2003: Three named to Hall of Fame
Nick Price, who won 17 times around the world in 1992-94 and has three major championships among his 18 PGA Tour victories, became the 99th member of the World Golf Hall of Fame May 6 in an announcement made by PGA Tour commissioner Tim Finchem.
Price, 46, was named on 76 percent of the PGA Tour ballots that were returned, and will be inducted into the Hall of Fame Oct. 20 at the World Golf Village along with the late Leo Diegel, who was selected through the Veterans Category; Chako Higuchi, selected through the Lifetime Achievement Category; and 43-time LPGA champion Annika Sorenstam, who will become eligible for the Hall once she plays in her 15th LPGA event in this, her 10th LPGA season. Diegel and Higuchi were named to the Hall the previous week (Our Opinion, page 39).
Price, who was born in Zimbabwe and cut his teeth on the Southern Africa and European Tours, began playing the PGA Tour in 1983 and now makes his home in South Florida. He captured two PGA Tour money titles (1993-94), two PGA Tour Player of the Year awards (1993-94), twice won the Vardon Trophy (1993, ’97) and was ranked No. 1 in the Official World Ranking in 1994-95. He also won the Tour’s Payne Stewart Award in 2002, given to a player who shares Stewart’s respect for the traditions of the game.
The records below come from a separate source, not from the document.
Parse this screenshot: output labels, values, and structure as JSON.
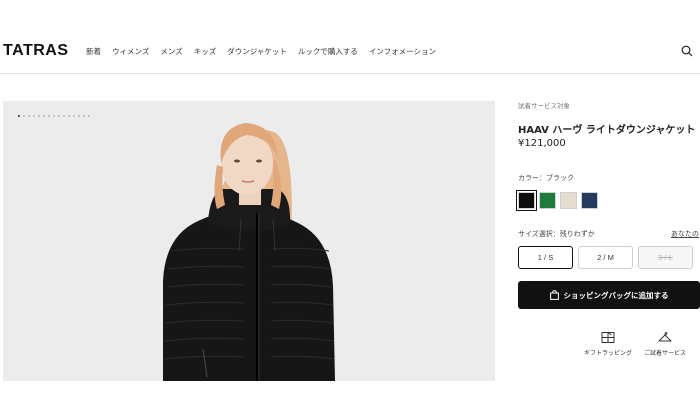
{
  "header": {
    "logo": "TATRAS",
    "nav": [
      "新着",
      "ウィメンズ",
      "メンズ",
      "キッズ",
      "ダウンジャケット",
      "ルックで購入する",
      "インフォメーション"
    ],
    "search_icon": "search-icon"
  },
  "gallery": {
    "image_count": 15,
    "active_index": 0,
    "image_subject": "model wearing black hooded quilted down jacket"
  },
  "product": {
    "trial_tag": "試着サービス対象",
    "title": "HAAV ハーヴ ライトダウンジャケット",
    "price": "¥121,000"
  },
  "color": {
    "label": "カラー：ブラック",
    "swatches": [
      {
        "name": "black",
        "hex": "#0d0d0d",
        "selected": true
      },
      {
        "name": "green",
        "hex": "#1f7a3d",
        "selected": false
      },
      {
        "name": "beige",
        "hex": "#e6ddd2",
        "selected": false
      },
      {
        "name": "navy",
        "hex": "#263a5e",
        "selected": false
      }
    ]
  },
  "size": {
    "label": "サイズ選択：残りわずか",
    "guide": "あなたの",
    "options": [
      {
        "label": "1 / S",
        "state": "selected"
      },
      {
        "label": "2 / M",
        "state": "available"
      },
      {
        "label": "3 / L",
        "state": "sold-out"
      }
    ]
  },
  "cart": {
    "add_label": "ショッピングバッグに追加する",
    "icon": "shopping-bag-icon"
  },
  "services": {
    "gift_label": "ギフトラッピング",
    "gift_icon": "gift-box-icon",
    "trial_label": "ご試着サービス",
    "trial_icon": "hanger-icon"
  },
  "colors": {
    "primary": "#111111",
    "hero_background": "#ececec",
    "border": "#e2e2e2"
  }
}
In 1993-94, Price won 10 times on the PGA Tour, including the ’94 British Open and PGA Championship. He also won the 1992 PGA. In addition to his 18 Tour triumphs, he is credited with 23 international victories.
“Achievement, on and off the course, has marked Nick Price’s career,” said Finchem. “Nick will always be remembered for one of the dominant stretches in PGA Tour history, and that honor is an important part of his legacy.”
Players need to receive at least 65 percent of the vote on ballots that were returned (more than 80 percent of PGA Tour ballots came in, and nearly 70 percent of International ballots). Those coming closest who fell shy were Tom Kite (59 percent), Henry Picard (43 percent), Curtis Strange (38 percent) and Larry Nelson (37 percent) on the PGA Tour ballot and Ayako Okamoto (46 percent), Isao Aoki (45 percent) and Jumbo Ozaki (35 percent) on the International ballot.
– Jeff Babineau